Closed series - Short Term Update 02-04 (en),
Working Papers - Working Paper 10-04 (fr),
Working Papers - Working Paper 22-03 (nl),
This overview of the literature dedicated to the new economic geography intends to highlight the main mechanisms, which contribute to explain the spatial concentration of economic activity, in particular the formation of cities and industrial districts. This should provide some guidelines for an empirical analysis of the determinants of the spatial distribution of economic activity in urban areas in Belgium and for suggestions of economic policy instruments capable of influencing location choices.
Working Papers - Working Paper 16-02 (en),
Working Papers - Working Paper 07-01 (en),
Working Papers - Working Paper 06-01 (nl),
After a period of rapid expansion during 1999 and the first half of 2000, a clear worldwide slowdown was recorded in the second half of 2000. Current forecasts are assuming that world trade will recover in the second half of 2001. In line with this international scenario (lower growth, higher inflation), economic growth in Belgium has been revised downwards to 2.4% (compared to 2.8% in the economic budget last February). GDP growth next year should reach 2.8%, driven by stronger growth in exports and domestic demand.
In addition to the impact of the recovery of international trade, activity in 2002 should be fuelled by various internal factors boosting private consumption, such as wage and employment increases, the indexation of wages and social benefits above consumer price growth and personal income tax reform.
Domestic employment should rise by around 40,000 persons in 2001 and 45,000 in 2002, leading to a new improvement in the employment rate. Nevertheless, the impact on unemployment will be smaller, given the forecast increase in the labour force.
Inflation should be significantly lower in 2002 than in 2001 (1.5% as against 2.4% for consumer prices), thanks to a small decrease in energy prices, the stabilization of the euro exchange rate and lower prices for food products. The impact on inflation of the conversion of prices into euro is uncertain and any changes, should mainly be seen in 2001.
Closed series - Short Term Update 03-01 (en),

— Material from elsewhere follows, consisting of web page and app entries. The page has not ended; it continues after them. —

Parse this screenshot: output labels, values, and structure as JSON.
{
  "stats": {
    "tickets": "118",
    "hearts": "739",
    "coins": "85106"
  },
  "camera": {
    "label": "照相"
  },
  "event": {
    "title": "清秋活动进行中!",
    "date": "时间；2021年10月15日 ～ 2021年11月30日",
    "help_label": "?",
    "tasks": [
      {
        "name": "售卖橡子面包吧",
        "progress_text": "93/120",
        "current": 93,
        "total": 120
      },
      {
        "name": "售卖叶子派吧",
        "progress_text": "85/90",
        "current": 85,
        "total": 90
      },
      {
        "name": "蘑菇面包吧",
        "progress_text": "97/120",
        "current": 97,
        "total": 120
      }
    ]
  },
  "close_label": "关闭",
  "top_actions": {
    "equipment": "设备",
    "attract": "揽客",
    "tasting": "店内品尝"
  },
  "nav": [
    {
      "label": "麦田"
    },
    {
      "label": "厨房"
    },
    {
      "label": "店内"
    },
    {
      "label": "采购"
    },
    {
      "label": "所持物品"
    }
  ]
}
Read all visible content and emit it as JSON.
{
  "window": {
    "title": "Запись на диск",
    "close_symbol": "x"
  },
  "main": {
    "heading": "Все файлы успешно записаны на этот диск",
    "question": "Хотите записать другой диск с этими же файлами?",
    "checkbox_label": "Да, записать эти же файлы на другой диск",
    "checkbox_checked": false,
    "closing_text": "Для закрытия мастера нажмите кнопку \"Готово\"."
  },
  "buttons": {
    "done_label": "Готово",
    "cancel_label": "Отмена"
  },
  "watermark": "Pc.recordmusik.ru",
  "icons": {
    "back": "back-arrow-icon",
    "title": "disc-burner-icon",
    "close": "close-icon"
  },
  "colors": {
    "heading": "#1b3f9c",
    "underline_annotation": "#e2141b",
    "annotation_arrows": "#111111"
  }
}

Belgian exports will be hit this year by the deceleration in world economic growth, which was already reflected by the net slowdown in world import demand at the end of last year. Even when taking into account the expected recovery in world trade from the second half of 2001 onwards, growth in Belgian export markets should significantly ease back. Moreover, the appreciation of the euro will reduce the price competitiveness of Belgian exports and would lead to loss of market share. As a result, the positive contribution towards real economic growth from external trade will decline.
Nevertheless, domestic demand should remain robust in 2001. Business investment should benefit from a rise in firms’ profitability due to the gain from the terms of trade (because of lower oil prices and the appreciation of the BEF). Private consumption will be sustained by substantial growth in household’s real disposable income as the expected deceleration in inflation will allow to regain part of the loss of purchasing power in 2000. Furthermore, households’ disposable income will also be supported by some personal tax cuts. Although the deterioration in the business cycle will lower the pace of employment growth, the higher labour-intensiveness, that has been observed during the last three years, will still give rise to a favorable employment outcome.

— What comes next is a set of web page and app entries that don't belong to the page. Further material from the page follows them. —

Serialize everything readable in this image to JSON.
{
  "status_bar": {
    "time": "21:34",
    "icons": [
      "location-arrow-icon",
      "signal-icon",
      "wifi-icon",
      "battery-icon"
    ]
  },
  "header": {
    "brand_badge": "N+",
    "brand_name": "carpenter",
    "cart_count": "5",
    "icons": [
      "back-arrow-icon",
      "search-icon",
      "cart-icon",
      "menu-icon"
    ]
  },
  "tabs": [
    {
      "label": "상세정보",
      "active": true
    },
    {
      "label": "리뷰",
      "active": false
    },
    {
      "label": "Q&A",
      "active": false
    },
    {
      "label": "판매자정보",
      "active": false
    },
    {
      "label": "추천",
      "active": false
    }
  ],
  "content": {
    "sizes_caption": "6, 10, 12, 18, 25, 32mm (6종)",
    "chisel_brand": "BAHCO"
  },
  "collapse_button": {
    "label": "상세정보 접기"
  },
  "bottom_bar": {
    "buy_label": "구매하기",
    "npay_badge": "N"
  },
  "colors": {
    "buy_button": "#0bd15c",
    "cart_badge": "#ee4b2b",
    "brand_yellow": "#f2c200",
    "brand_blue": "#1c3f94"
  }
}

All in all, Belgian GDP is expected to decelerate from 3.9% in 2000 to 2.8% this year and to be less export-led than last year.
Taking into account the 2001 Budget and the macro-economic outlook presented above, and including the expected revenues from the UMTS licences (0.2% of GDP), the general government budget balance is expected to move from equilibrium in 2000 to a small surplus in 2001 (about 0.7% of GDP).
Closed series - Short Term Update 01-01 (en),
Other publications - Relocation 2000 - Summary (en), (fr), (nl),
Other publications - Relocation 2000 (nl),
Working Papers - Working Paper 02-00 (en),